But at the same time its appearance seems in part providential and indeed it is almost implausibly beautiful, ‘i??e comlokest i??at euer kny t a te’ (767), so we cannot be sure exactly how to see it. Its warmth and generosity, the courtesy of its host and the beauty of his queen, all stand as echoes of the Camelot Gawain has recently left. Indeed, the castle provides an ideal demonstration for what Burrow (1965) termed the ‘poet’s favourite contrast between indoor and outdoor experience’.
The harsh landscape that Gawain endures before arriving at Hautdesert echoes Old English poems like The Wanderer in the cruelty of its weather, and in the way it complements the desolate situation of the hero: Gawain is faced not only with the torment of his imminent decapitation, but by the honour of his position is bound actively to seek out this fate.
When he enters the castle and is provided with a warm bed and a good dinner, we can almost share his enjoyment of the hospitality afforded him by his yet-unnamed guest, so cold and lonely his situation before had appeared. But the crucial opposition between the indoor and outdoor worlds is a question of reliability. The action that takes place inside appears the most insecure: the dinner at Camelot interrupted by the Green Knight, the unsettling strangeness of Hautdesert, the attempts by its hostess to undermine Gawain’s pentangle and compromise his ‘trawi??e’.
Outside, by contrast, the world is familiar and reliable, if not always accommodating: the unrelenting pelt of a West Country winter, the thrill and suspense of hunting.
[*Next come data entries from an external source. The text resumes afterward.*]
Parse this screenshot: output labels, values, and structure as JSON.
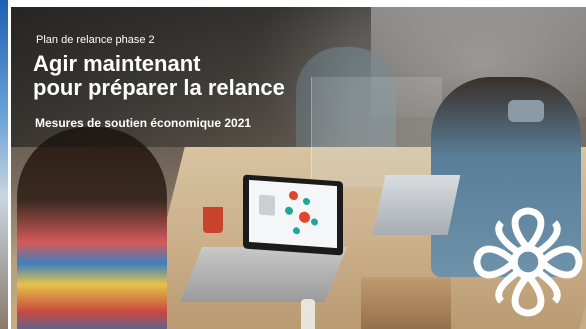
{
  "hero": {
    "eyebrow": "Plan de relance phase 2",
    "title_line1": "Agir maintenant",
    "title_line2": "pour préparer la relance",
    "subtitle": "Mesures de soutien économique 2021",
    "image_alt": "Coworkers at desks with laptops and plexiglass dividers",
    "logo_icon": "montreal-rosette-logo-icon"
  },
  "colors": {
    "text": "#ffffff",
    "logo": "#ffffff",
    "mug": "#c9432a",
    "screen_node_red": "#e2452e",
    "screen_node_teal": "#1fa79a"
  }
}
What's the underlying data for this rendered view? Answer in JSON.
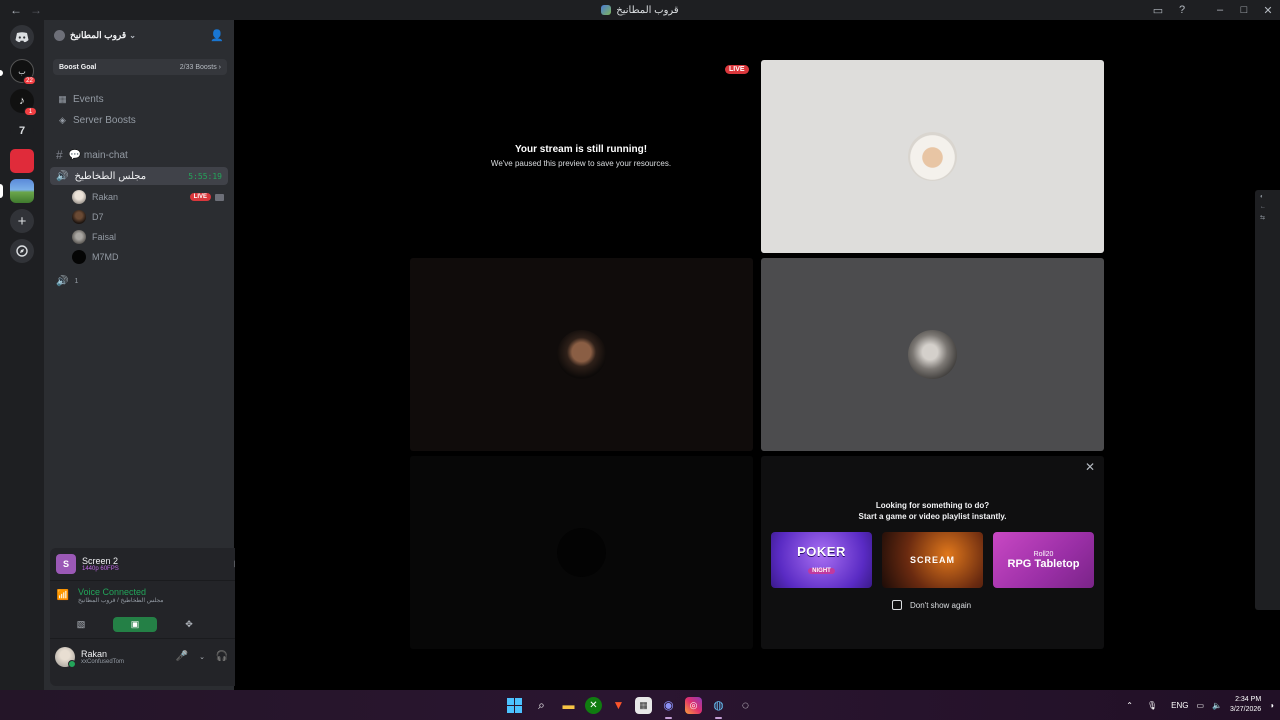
{
  "window": {
    "title": "قروب المطانيخ",
    "back": "←",
    "forward": "→"
  },
  "rail": {
    "badges": [
      "22",
      "1"
    ],
    "server_7_label": "7"
  },
  "server": {
    "name": "قروب المطانيخ",
    "boost_goal_label": "Boost Goal",
    "boost_count": "2/33 Boosts ›",
    "menu": [
      {
        "label": "Events",
        "icon": "calendar-icon"
      },
      {
        "label": "Server Boosts",
        "icon": "boost-icon"
      }
    ],
    "channels": {
      "text_channel": "💬 main-chat",
      "voice_channel": "مجلس الطخاطيخ",
      "voice_timer": "5:55:19",
      "voice_users": [
        {
          "name": "Rakan",
          "live": "LIVE"
        },
        {
          "name": "D7"
        },
        {
          "name": "Faisal"
        },
        {
          "name": "M7MD"
        }
      ],
      "second_voice_label": "1"
    }
  },
  "panel": {
    "stream_name": "Screen 2",
    "stream_quality": "1440p 60FPS",
    "stream_icon_letter": "S",
    "voice_status": "Voice Connected",
    "voice_location": "مجلس الطخاطيخ / قروب المطانيخ",
    "user_name": "Rakan",
    "user_status": "xxConfusedTom"
  },
  "stage": {
    "live_tag": "LIVE",
    "paused_title": "Your stream is still running!",
    "paused_subtitle": "We've paused this preview to save your resources.",
    "activity_title": "Looking for something to do?",
    "activity_subtitle": "Start a game or video playlist instantly.",
    "activity_cards": [
      {
        "label": "POKER",
        "sub": "NIGHT",
        "color": "#6b3fd1"
      },
      {
        "label": "SCREAM",
        "sub": "",
        "color": "#5a2412"
      },
      {
        "label": "RPG Tabletop",
        "sub": "Roll20",
        "color": "#b23bb8"
      }
    ],
    "dont_show": "Don't show again",
    "close": "✕"
  },
  "taskbar": {
    "lang": "ENG",
    "time": "2:34 PM",
    "date": "3/27/2026"
  },
  "colors": {
    "accent_green": "#23a55a",
    "live_red": "#da373c",
    "discord_bg": "#2b2d31"
  }
}
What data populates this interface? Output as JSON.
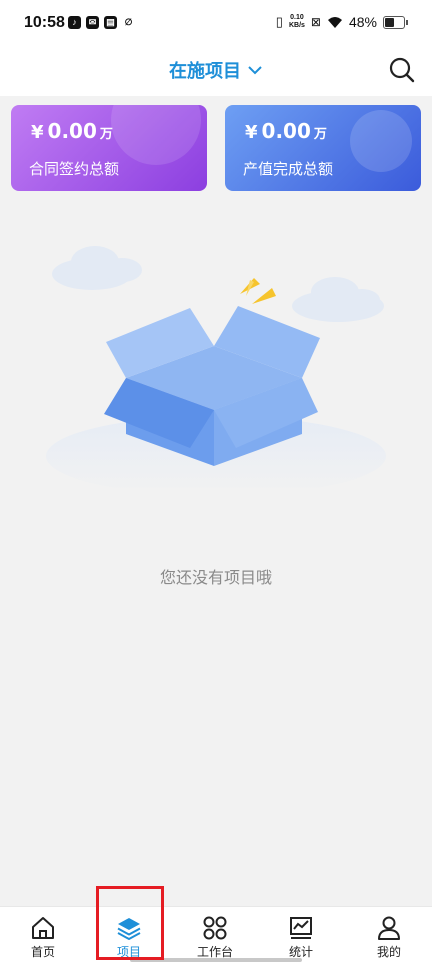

Even the second of the supposed Beheading Scenes, where it is revealed that the crucial test for Gawain has not been his fulfillment of the agreement he made a year earlier, but his moral strength and devotion to the knightly code, can be said to take place indoors, occurring as it does in the Chapel.
During Gawain’s stay at Hautdesert, his ‘cortayse’ is put to the test in a highly charged fashion, and indeed it can be said that a conflict exists between this and the humanity expressed by Morgan Le Fay. If the medieval concept of ‘cortayse’ comprised specific and highly self-conscious behaviour, then it necessitated a change from instinctual human behaviour. Gawain as a human being cannot pretend to be blind to Morgan’s attractiveness.
But his duty as knight requires him not only to reject her propositions but to do so in a manner that ensures her dignity as a lady is upheld. The clash, therefore, is one of natural humanity against the prescriptive commands of a social elite. At the second Beheading Scene, that Gawain flinches from the first blow is an indication, like his accepting of Morgan’s girdle and not declaring this to Bertilak, of his internal opposition to defend himself as a man and to die without fear as a knight.
It calls into question an issue overarching the poem: the tensions between an Anglo Saxon concept of loyalty and comitatus and a French understanding of chivalry and honour. To a certain extent these are interlinked: Gawain must remain faithful to Arthur as his liege, and a sense of honour binds him to his word. But Gawain’s position as ‘solitary hero,’ which has its roots in the oldest European literatures, places him at odds with the later concepts of courtly unity as witnessed in Arthurian literature.
Indeed, we remember that in Malory it was Lancelot’s individuality that separated him from the rest of the Round Table and ultimately helped bring about its collapse. Perhaps the poet is therefore demonstrating the incompatibility of these two systems, forcing the two cultures together in Gawain and using the real-unreal setting of the text to prevent the reader, like Gawain, from understanding until the end of the story what the true test of the hero was.